8. Does judging for the Contest mirror at all your time spent editing for anthologies?Kevin J. Anderson wrote:Actually, it rather works in reverse. My WotF judging has changed how I go through the slushpile of anthology submissions. When I read WotF submissions, I have no idea who the author is and I judge the stories solely on their merits without any attention to who wrote them. Now, for anthologies, I read the stories and — unless the author is somebody with such a big name that traffic stops — it doesn’t really matter to me at all what other credits you have. If it’s a good story, it’s a good story.
9. What kind of "homework" reading would you recommend for people entering the Contest?Kevin J. Anderson wrote:Other than reading all Kevin J. Anderson novels? Since it’s a different, unknown group of judges each quarter, you can’t necessarily draw any parallels. It never hurts to read the annual anthologies to see what else won.
10. For people scoring regular Honorable Mention or Semi-Finalist, how best might they "amp up" their future entries so as to put themselves into the coveted Finalist circle?Kevin J. Anderson wrote:Wow, you’re asking someone who never managed to do it himself, so I can’t offer any advice. Actually judges don’t really get involved with that part — we read the mss. And mark which ones we like best.

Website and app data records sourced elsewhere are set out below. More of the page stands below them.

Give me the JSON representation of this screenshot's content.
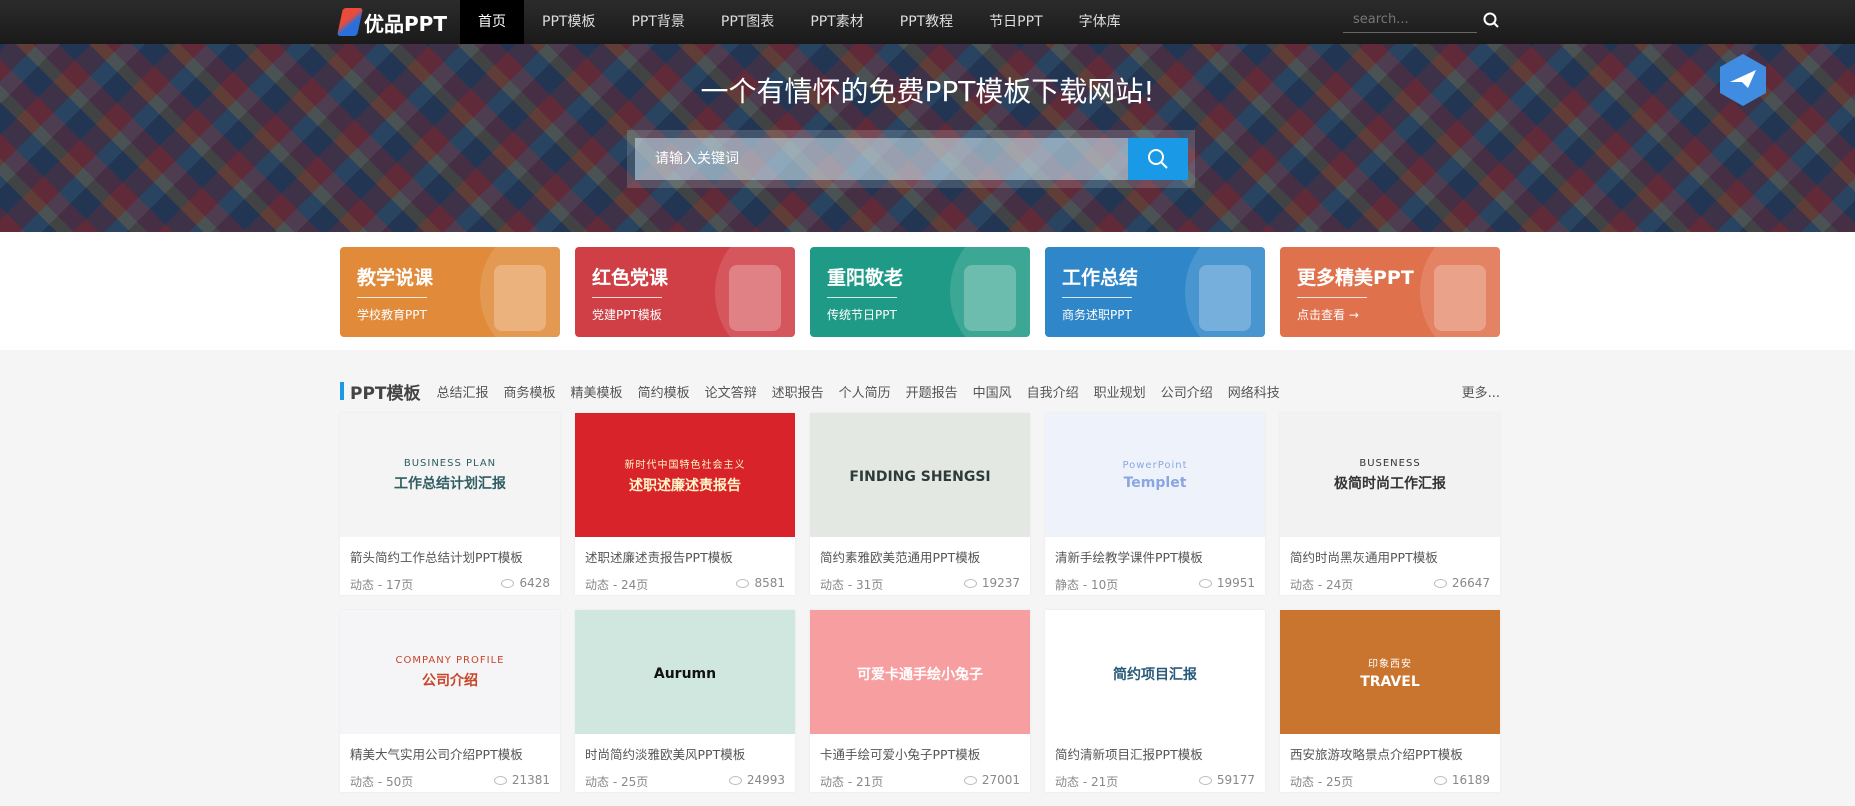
{
  "nav": {
    "logo": "优品PPT",
    "items": [
      "首页",
      "PPT模板",
      "PPT背景",
      "PPT图表",
      "PPT素材",
      "PPT教程",
      "节日PPT",
      "字体库"
    ],
    "search_placeholder": "search..."
  },
  "banner": {
    "title": "一个有情怀的免费PPT模板下载网站!",
    "search_placeholder": "请输入关键词"
  },
  "categories": [
    {
      "title": "教学说课",
      "sub": "学校教育PPT",
      "color": "#e08a3a"
    },
    {
      "title": "红色党课",
      "sub": "党建PPT模板",
      "color": "#cf3f45"
    },
    {
      "title": "重阳敬老",
      "sub": "传统节日PPT",
      "color": "#1f9a86"
    },
    {
      "title": "工作总结",
      "sub": "商务述职PPT",
      "color": "#2f86c8"
    },
    {
      "title": "更多精美PPT",
      "sub": "点击查看 →",
      "color": "#e0714d"
    }
  ],
  "section": {
    "title": "PPT模板",
    "tags": [
      "总结汇报",
      "商务模板",
      "精美模板",
      "简约模板",
      "论文答辩",
      "述职报告",
      "个人简历",
      "开题报告",
      "中国风",
      "自我介绍",
      "职业规划",
      "公司介绍",
      "网络科技"
    ],
    "more": "更多..."
  },
  "cards": [
    {
      "title": "箭头简约工作总结计划PPT模板",
      "meta": "动态 - 17页",
      "views": "6428",
      "thumb_a": "BUSINESS PLAN",
      "thumb_b": "工作总结计划汇报",
      "bg": "#f4f4f4",
      "fg": "#2f5d63"
    },
    {
      "title": "述职述廉述责报告PPT模板",
      "meta": "动态 - 24页",
      "views": "8581",
      "thumb_a": "新时代中国特色社会主义",
      "thumb_b": "述职述廉述责报告",
      "bg": "#d9232a",
      "fg": "#fff4c8"
    },
    {
      "title": "简约素雅欧美范通用PPT模板",
      "meta": "动态 - 31页",
      "views": "19237",
      "thumb_a": "",
      "thumb_b": "FINDING SHENGSI",
      "bg": "#e4e8e2",
      "fg": "#2e3b3a"
    },
    {
      "title": "清新手绘教学课件PPT模板",
      "meta": "静态 - 10页",
      "views": "19951",
      "thumb_a": "PowerPoint",
      "thumb_b": "Templet",
      "bg": "#eef3fb",
      "fg": "#8aa6e0"
    },
    {
      "title": "简约时尚黑灰通用PPT模板",
      "meta": "动态 - 24页",
      "views": "26647",
      "thumb_a": "BUSENESS",
      "thumb_b": "极简时尚工作汇报",
      "bg": "#f2f2f2",
      "fg": "#333"
    },
    {
      "title": "精美大气实用公司介绍PPT模板",
      "meta": "动态 - 50页",
      "views": "21381",
      "thumb_a": "COMPANY PROFILE",
      "thumb_b": "公司介绍",
      "bg": "#f5f5f7",
      "fg": "#c8452a"
    },
    {
      "title": "时尚简约淡雅欧美风PPT模板",
      "meta": "动态 - 25页",
      "views": "24993",
      "thumb_a": "",
      "thumb_b": "Aurumn",
      "bg": "#cfe7df",
      "fg": "#111"
    },
    {
      "title": "卡通手绘可爱小兔子PPT模板",
      "meta": "动态 - 21页",
      "views": "27001",
      "thumb_a": "",
      "thumb_b": "可爱卡通手绘小兔子",
      "bg": "#f79ea0",
      "fg": "#fff"
    },
    {
      "title": "简约清新项目汇报PPT模板",
      "meta": "动态 - 21页",
      "views": "59177",
      "thumb_a": "",
      "thumb_b": "简约项目汇报",
      "bg": "#ffffff",
      "fg": "#2a5a7a"
    },
    {
      "title": "西安旅游攻略景点介绍PPT模板",
      "meta": "动态 - 25页",
      "views": "16189",
      "thumb_a": "印象西安",
      "thumb_b": "TRAVEL",
      "bg": "#c9752f",
      "fg": "#fff"
    }
  ]
}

11. What kind of legacy do you hope to leave for future writers just coming in, or about to come in, or who might come in during the next couple of years?Kevin J. Anderson wrote:I want a new batch of writers who will write the kind of books I like to read. (Hey, I’m not just a writer—I read, too.) Just today in the mail I received a pre-release copy of a new novel from an author who was one of my WotF students years ago...and I think it looks fantastic; I can’t wait to read it. I want winners to look at writing as a career, as a business, and behave as professionals instead of flaky artistes.
12. What are your thoughts on the emergence of electronic self-publishing? Are new writers jumping too soon, or not soon enough?Kevin J. Anderson wrote:I wouldn’t go straight there with a new manuscript, but attempt to sell to a professional paying market first. Remember, you need to get an audience for your work...and that’s a lot harder than just writing and uploading the text.
13. Should new writers "target" stories to markets, or find markets to fit their stories?Kevin J. Anderson wrote:It depends. If there’s an open market anthology looking for stories about purple unicorns, then write a story about purple unicorns. Otherwise, write the story that really consumes you and then send it to markets that are appropriate.
14. Are there any last thoughts, messages, or ideas you want to plant into the brains of all the entrants and other aspirant writers who are reading this?Kevin J. Anderson wrote:You have to finish it before you can submit it. Get it done, turn it in, then work on the next one.Rebecca Moesta wrote:The world of publishing changes constantly. Stay informed about those changes and learn to adjust to them.
When you go down to Los Angeles for the workshop, you will discover that Rebecca and Kevin are two of the best, most experienced resources you'll have access to during your stay. But they're not accessible through WOTF exclusively. As I have mentioned before, they're both part of the SUPERSTARS WRITING SEMINAR, the latest of which is being held in Salt Lake City in January. If you want to get some of the best wisdom from the WOTF workshop blown up into three days of full-blown professional expertise and from-the-horse's-mouth advice, please give the Seminar a look?
And of course, please drop in to either of their blogs and let them know if you thought this interview was insightful or otherwise valuable!
HUGE thanks to these two judges for taking time out of their busy holiday schedules to share their thoughts with the forum.